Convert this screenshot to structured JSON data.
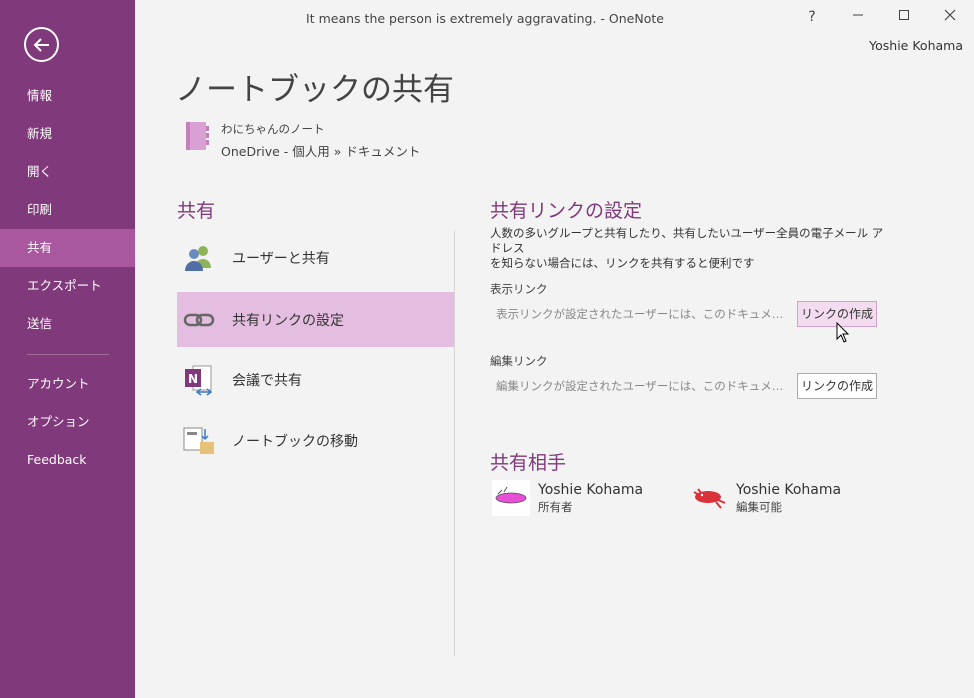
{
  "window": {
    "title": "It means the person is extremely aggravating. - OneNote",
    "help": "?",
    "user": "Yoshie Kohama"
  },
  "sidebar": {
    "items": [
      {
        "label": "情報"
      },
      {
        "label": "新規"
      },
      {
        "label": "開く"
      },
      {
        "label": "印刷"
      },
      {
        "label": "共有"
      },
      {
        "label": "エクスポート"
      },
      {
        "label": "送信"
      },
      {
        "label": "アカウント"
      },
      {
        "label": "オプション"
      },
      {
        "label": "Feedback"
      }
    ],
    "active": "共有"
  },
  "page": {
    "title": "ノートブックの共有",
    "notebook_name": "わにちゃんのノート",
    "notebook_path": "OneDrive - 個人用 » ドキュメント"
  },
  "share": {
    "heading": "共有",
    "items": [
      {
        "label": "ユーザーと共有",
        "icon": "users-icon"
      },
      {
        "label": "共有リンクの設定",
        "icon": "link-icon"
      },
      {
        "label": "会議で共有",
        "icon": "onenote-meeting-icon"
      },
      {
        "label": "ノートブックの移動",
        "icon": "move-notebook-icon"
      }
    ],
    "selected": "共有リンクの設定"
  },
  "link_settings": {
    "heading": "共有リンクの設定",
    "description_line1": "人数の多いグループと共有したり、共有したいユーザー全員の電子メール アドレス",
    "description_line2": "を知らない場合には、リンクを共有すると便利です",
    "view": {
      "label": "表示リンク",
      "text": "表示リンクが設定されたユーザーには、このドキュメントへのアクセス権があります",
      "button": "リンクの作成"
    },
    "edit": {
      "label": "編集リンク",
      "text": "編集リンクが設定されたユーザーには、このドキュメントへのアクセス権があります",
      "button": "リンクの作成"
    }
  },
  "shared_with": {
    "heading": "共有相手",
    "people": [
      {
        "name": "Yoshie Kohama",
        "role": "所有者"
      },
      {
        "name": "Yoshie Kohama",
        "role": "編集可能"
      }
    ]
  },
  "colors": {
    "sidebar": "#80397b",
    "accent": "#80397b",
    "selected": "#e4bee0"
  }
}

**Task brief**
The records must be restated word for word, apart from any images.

**Exercise solution**
Convert this screenshot to structured JSON data.
{
  "window": {
    "title": "It means the person is extremely aggravating. - OneNote",
    "help": "?",
    "user": "Yoshie Kohama"
  },
  "sidebar": {
    "items": [
      {
        "label": "情報"
      },
      {
        "label": "新規"
      },
      {
        "label": "開く"
      },
      {
        "label": "印刷"
      },
      {
        "label": "共有"
      },
      {
        "label": "エクスポート"
      },
      {
        "label": "送信"
      },
      {
        "label": "アカウント"
      },
      {
        "label": "オプション"
      },
      {
        "label": "Feedback"
      }
    ],
    "active": "共有"
  },
  "page": {
    "title": "ノートブックの共有",
    "notebook_name": "わにちゃんのノート",
    "notebook_path": "OneDrive - 個人用 » ドキュメント"
  },
  "share": {
    "heading": "共有",
    "items": [
      {
        "label": "ユーザーと共有",
        "icon": "users-icon"
      },
      {
        "label": "共有リンクの設定",
        "icon": "link-icon"
      },
      {
        "label": "会議で共有",
        "icon": "onenote-meeting-icon"
      },
      {
        "label": "ノートブックの移動",
        "icon": "move-notebook-icon"
      }
    ],
    "selected": "共有リンクの設定"
  },
  "link_settings": {
    "heading": "共有リンクの設定",
    "description_line1": "人数の多いグループと共有したり、共有したいユーザー全員の電子メール アドレス",
    "description_line2": "を知らない場合には、リンクを共有すると便利です",
    "view": {
      "label": "表示リンク",
      "text": "表示リンクが設定されたユーザーには、このドキュメントへのアクセス権があります",
      "button": "リンクの作成"
    },
    "edit": {
      "label": "編集リンク",
      "text": "編集リンクが設定されたユーザーには、このドキュメントへのアクセス権があります",
      "button": "リンクの作成"
    }
  },
  "shared_with": {
    "heading": "共有相手",
    "people": [
      {
        "name": "Yoshie Kohama",
        "role": "所有者"
      },
      {
        "name": "Yoshie Kohama",
        "role": "編集可能"
      }
    ]
  },
  "colors": {
    "sidebar": "#80397b",
    "accent": "#80397b",
    "selected": "#e4bee0"
  }
}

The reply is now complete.